Today I cycled into the middle of a city of nine million inhabitants (7th largest in the Americas, and largest I cross on this trip). It wasn’t always pleasant riding, though as cities go, I would rate it as #5 in difficulty as compared with:
- Tegucigalpha, steep grades and fading brakes
- Panama City, high speed traffic when trucks block the shoulders
- Guatemala City, general chaos and mixed shoulders
- Guadalajara, sprawled areas, need to pay attention and keep adjusting
- Lima, big and sprawling
It all started pretty calm. Three kilometers to reach the Panamerican Highway and then another three and a half on the Panamerican.

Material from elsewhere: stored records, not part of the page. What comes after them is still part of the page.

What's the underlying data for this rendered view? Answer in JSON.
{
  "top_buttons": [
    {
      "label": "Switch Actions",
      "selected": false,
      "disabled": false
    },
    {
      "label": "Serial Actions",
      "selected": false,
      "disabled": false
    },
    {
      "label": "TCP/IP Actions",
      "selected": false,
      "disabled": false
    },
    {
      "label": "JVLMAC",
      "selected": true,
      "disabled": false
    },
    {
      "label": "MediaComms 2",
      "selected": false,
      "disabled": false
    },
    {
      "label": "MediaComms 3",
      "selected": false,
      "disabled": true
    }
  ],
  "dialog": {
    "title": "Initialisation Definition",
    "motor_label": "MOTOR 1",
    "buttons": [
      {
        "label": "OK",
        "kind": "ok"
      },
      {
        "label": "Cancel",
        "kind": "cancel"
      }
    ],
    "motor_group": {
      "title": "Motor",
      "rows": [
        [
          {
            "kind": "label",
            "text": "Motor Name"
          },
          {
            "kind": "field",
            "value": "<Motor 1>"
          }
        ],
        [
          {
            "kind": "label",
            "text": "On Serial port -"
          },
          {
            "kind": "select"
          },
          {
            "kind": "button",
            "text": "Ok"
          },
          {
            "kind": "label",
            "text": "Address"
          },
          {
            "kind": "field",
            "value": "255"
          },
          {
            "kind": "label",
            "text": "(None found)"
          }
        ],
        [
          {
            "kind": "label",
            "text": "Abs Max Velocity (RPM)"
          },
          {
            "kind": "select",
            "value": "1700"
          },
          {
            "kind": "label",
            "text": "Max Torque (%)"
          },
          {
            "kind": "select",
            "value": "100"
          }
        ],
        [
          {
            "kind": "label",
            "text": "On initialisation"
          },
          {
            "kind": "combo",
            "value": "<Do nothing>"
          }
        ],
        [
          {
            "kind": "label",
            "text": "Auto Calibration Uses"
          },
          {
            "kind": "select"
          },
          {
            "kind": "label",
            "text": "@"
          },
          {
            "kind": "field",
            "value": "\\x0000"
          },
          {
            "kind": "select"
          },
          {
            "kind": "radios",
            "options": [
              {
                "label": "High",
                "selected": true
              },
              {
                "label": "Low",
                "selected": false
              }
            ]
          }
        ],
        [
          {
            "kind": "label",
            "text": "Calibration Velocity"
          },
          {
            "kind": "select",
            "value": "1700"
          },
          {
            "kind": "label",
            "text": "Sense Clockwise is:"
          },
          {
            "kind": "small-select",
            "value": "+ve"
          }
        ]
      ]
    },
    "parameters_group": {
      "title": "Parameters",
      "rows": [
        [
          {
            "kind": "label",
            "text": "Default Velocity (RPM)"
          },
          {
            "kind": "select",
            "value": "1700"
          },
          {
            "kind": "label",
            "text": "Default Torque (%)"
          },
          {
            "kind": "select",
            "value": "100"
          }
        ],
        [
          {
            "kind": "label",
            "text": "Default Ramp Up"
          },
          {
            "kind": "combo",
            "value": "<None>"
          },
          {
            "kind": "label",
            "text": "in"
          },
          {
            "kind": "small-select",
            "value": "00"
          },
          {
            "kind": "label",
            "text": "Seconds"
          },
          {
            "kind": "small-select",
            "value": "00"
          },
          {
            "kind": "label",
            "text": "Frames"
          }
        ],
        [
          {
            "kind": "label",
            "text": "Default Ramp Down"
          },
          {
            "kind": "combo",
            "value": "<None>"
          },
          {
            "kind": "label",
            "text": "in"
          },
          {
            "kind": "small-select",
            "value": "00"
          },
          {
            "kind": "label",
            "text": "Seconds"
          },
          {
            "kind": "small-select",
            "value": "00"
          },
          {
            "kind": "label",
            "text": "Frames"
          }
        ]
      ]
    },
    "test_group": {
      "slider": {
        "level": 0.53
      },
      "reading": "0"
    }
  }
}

At this point, the road split and there was a choice. Heavy traffic, e.g. trucks and buses, were directed to the right and light traffic, e.g. automobiles and everything else was directed to the left. From other blogs I had read, more than half of the cyclists took the Serpentin option to the right. The other route climbs up over a 400-meter high hill. So, I did the same and followed the Serpentin road.
There were signs for no motorcycles as well as this one for no bicycles. Others had gotten through without issues and so I ignored the sign as well. Not much further I came past the first of two police cars parked on side of the road. I cycled past as if I knew what I was doing and nobody said anything. Sorry, no photo on that one.
Serpentin road is carved out of the side of the mountain. No shoulder, but trucks all gave me plenty of room. It was a fun ride.
There was a section of road construction where I had to wait and go in one lane as well as a section thereafter where I cycled in a closed lane for a bit. The steepest winding sections were fifteen kilometers long and overall I was back at the Pan American Highway at 29 kilometers.
The road kept getting a little busier and the shoulder was intermittent. Buses would zoom in and pull over to the shoulder. I’d wait and then follow them back out again. It kept getting a little more challenging and at 48 kilometers just after a toll booth, I decided to bail and take local roads instead.
I was still little ways from the middle of Lima. My timing wasn’t perfect as I got off just before this waterway. Hence, I had to cycle another 2.5 kilometers before reaching a bridge I could cross back over the waterway.
These roads were still quiet and had nice cycling until around the 60-kilometer mark.
The next ten kilometers to the center of Lima were a mess. Several of the intersections were completely stopped up. One hour and I cycled barely five kilometers.
The middle of this road had a high-speed bus lane. There were sometimes frontage roads. There were sections with construction. I got slightly lost a few times. There was never enough speed to be dangerous, but it also wasn’t pleasant to keep sitting in the stop-and-go-traffic.
Eventually, I got myself into the center of the city with tree-lined boulevards.
I took a slightly wrong turn and visited a plaza and saw a statue that wasn’t on my list. However, using my offline mapping application, I was able to slowly get myself past center of the city and headed to Miraflores neighborhood.
This section was nice, even had areas with bike paths in the middle of the boulevards. The still crossed all the other roads and were bumpy concrete, so not ideal but certainly better than the traffic jams from before.
Not sure where Lince was, but I crossed it.
I had randomly picked a target hostal, but couldn’t find it once I got close. Next hostal I tried was full, but not much further I found what looked like a reasonable hotel. It turns out their prices were quoted in dollars instead of sol, but still an OK place to say.
I’ve booked for two nights and expect to take either one or two rest days here. There is a reasonable bike shop here and will see if I can get my worn chain and cassette replaced. If not at this bike shop, there is a second one on my recommend list not too far away. Once I get bike taken care of and some laundry done, then also time to see if any interesting tourist attractions are nearby and otherwise start to look over journals to figure out routes from here up to Cuzco and south from there.
Right now, just nice to make it into middle of this large city.